Pavilion of Humanity in Brno
Moravske Namesti is a busy square in the centre of Brno. As it lies right on the Brno ring road (boulevard), thousands of people walk and drive through it every day. Few of them, however, realize the historical complexity of the spacious area, which used to be part of the fortification system of the city.
The last chapter of its history was written last summer when the square was temporarily adjusted to suit the needs of a multigenre festival Meeting Brno. The major theme of the festival was the idea of European unity, currently greatly endangered by populism and radicalization within the society. The festival's main motto – Unity in Diversity – paraphrases the official motto of the European Union and its physical manifestation was designed by the Brno architecture studio Chybik+Kristof. The installation sought to commemorate particular historical milestones as well as demonstrate unexpected connections with an objective to induce the desire for solidarity and unity, call for tolerance and initiate a debate about contemporary socio-political issues.
The history of the square
In 1243, Brno was granted the right to establish a fortification system along its edges. As a result, the city was never seized, its fortification system including a city moat with bastions. Industrial revolution meant that the city walls ceased to play a part in the defence of the city in the mid-1700s. This resulted in their being substituted by a ring road inspired by the Ringstraße in Vienna, one that would soon become a vibrant centre of Brno social life. One of the significant parts of the ring road was the park at Moravské náměstí in the centre of which a German House, complemented by a sculpture group depicting the emperor Joseph II, was built between 1890 and 1891. The German House served as a cultural centre for German speaking residents of Brno and later on, i.e. during the Second World War and the German occupation of Czechoslovakia, as a Brno Nazi centre. The monument was removed in 1919, that is shortly after the new sovereign state of Czechoslovakia had formed, while the German House, a symbol of Brno Germans, was taken down after the end of the Second World War. Subsequently, the open space in front of the torso of the building was turned into a park and became a memorial site where fallen Red Army soldiers were buried for a short period of time. Simultaneously, the foundation stone of a new Thomas Garrigue Masaryk Memorial was laid here although the memorial, which was to commemorate the first Czechoslovak president, was never finished. In 1968, Czechoslovakia was occupied by the Warsaw Treaty forces, which resulted in solidification of socialism in the country. Moravské náměstí was transformed to fit the ideology of the time – a five-pointed fountain resembling the Red Star, one of the symbols of communism, was installed in its centre and a sculptural group by the communist sculptor Miloš Axman was erected behind. After the Velvet Revolution of 1989, an event that brought substantial social and political changes, only the pool remained. As a result, the square transformed from a cultural centre into a mere connecting place where streets converge. In 2016, a public architecture competition was held with an objective to find the most suitable way to revitalize the area for the purposes of recreation.

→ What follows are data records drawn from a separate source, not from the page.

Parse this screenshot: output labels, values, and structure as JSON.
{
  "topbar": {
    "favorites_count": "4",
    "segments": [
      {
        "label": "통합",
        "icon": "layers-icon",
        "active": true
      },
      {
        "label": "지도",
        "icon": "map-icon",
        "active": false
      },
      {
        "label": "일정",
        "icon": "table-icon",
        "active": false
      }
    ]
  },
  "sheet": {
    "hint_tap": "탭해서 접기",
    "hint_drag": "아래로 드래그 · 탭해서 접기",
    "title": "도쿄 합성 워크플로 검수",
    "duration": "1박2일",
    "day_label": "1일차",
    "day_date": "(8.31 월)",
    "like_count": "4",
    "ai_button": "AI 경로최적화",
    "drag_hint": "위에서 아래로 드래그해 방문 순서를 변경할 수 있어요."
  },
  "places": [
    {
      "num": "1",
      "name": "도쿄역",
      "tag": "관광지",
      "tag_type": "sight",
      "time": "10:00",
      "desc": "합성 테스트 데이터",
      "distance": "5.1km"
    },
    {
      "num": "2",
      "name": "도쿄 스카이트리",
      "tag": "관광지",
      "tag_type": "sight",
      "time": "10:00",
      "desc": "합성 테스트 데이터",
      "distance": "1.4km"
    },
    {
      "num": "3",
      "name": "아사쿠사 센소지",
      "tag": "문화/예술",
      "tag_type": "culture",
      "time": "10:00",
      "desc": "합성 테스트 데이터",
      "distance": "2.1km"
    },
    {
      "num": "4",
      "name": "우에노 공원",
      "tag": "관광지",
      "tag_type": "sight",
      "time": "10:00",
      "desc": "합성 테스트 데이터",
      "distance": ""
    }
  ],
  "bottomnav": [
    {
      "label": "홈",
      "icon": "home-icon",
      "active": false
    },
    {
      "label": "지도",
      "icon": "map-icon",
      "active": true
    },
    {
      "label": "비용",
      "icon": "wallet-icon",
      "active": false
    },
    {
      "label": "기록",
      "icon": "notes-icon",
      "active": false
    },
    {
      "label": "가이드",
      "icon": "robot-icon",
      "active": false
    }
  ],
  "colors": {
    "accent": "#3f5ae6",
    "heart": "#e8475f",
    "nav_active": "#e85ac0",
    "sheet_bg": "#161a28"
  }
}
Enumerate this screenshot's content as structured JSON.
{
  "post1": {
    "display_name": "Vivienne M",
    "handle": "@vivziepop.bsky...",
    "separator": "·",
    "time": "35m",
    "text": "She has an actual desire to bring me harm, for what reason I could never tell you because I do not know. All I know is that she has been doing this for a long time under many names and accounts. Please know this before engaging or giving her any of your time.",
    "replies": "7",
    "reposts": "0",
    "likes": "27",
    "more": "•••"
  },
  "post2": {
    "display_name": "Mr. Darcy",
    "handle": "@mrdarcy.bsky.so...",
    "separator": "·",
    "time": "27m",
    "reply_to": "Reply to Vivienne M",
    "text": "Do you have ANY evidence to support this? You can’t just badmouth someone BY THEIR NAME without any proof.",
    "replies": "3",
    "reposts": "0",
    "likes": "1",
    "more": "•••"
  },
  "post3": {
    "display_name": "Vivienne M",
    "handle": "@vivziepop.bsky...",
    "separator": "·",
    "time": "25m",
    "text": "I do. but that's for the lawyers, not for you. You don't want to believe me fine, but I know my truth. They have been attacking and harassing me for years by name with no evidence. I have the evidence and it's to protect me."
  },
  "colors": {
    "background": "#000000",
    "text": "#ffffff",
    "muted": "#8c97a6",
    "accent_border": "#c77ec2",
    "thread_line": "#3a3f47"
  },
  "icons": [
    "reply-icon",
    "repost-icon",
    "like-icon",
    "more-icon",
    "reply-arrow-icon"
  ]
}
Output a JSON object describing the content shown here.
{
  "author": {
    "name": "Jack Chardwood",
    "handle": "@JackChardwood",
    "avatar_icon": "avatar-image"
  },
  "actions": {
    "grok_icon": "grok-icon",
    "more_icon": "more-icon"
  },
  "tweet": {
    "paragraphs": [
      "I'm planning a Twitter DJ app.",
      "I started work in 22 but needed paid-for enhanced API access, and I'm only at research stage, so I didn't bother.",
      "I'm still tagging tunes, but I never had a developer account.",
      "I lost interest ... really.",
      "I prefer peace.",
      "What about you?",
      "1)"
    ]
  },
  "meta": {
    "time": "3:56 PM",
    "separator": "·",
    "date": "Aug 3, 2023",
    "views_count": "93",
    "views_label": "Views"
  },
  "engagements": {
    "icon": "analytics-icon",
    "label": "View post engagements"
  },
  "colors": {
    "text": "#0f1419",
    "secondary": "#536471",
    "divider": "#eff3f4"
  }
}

The assignment for 2017 was to create a summer pavilion that included a stage, bar, beer terrace, and outdoor gallery with necessary facilities. The task was to create a pavilion that would become a lively urban scene under the open sky where various genres and types of culture mingle with social events and a gastronomic program.
The pavilion penned by Ondřej Chybík and Michal Krištof was based on the schematic diagram of the floor plan of the German House. It made use of a 78 metres long, 39 metres wide and 18.5 metres high construction made of scaffolding tubes of a total weight of 50 tonnes. The facade sign proudly communicated, in the languages of all the nations that were represented at the square, the main motto of the festival – Unity in Diversity. The central part of the pavilion served as a stage, its right wing hosted a bar and a beer terrace, and the left wing was dedicated to an outdoor gallery with an artwork exposition. A red star painted on the pavement dominated the central area while an artistic reference to the communist sculptural group was supplied by the sculptor Pavel Karous. Concrete pyramids were installed in the main axis of the square leading towards the city centre to commemorate fallen Red Army soldiers. The oldest, long-forgotten historical layer of the square, the medieval city walls, was transformed into a simple fence and there were also information boards describing individual fragments.
Moravske Namesti as a manifesto of Czech history
The installation commemorated particular historical layers, cultures, and nationalities whose imprints are retained in the history of the city of Brno and the whole Czech lands. They document dramatic social changes that initiated a majority of transformations of the square area. One could argue, with slight exaggeration, Moravské Náměstí is a hidden manifesto of our history that illustrates cultural diversity that has always been and will be, present.
The architect’s team:
Ondrej Chybik, Michal Kristof, Krystof Foltyn, Martin Holy, Lucie Skorepova, Ivo Stejskal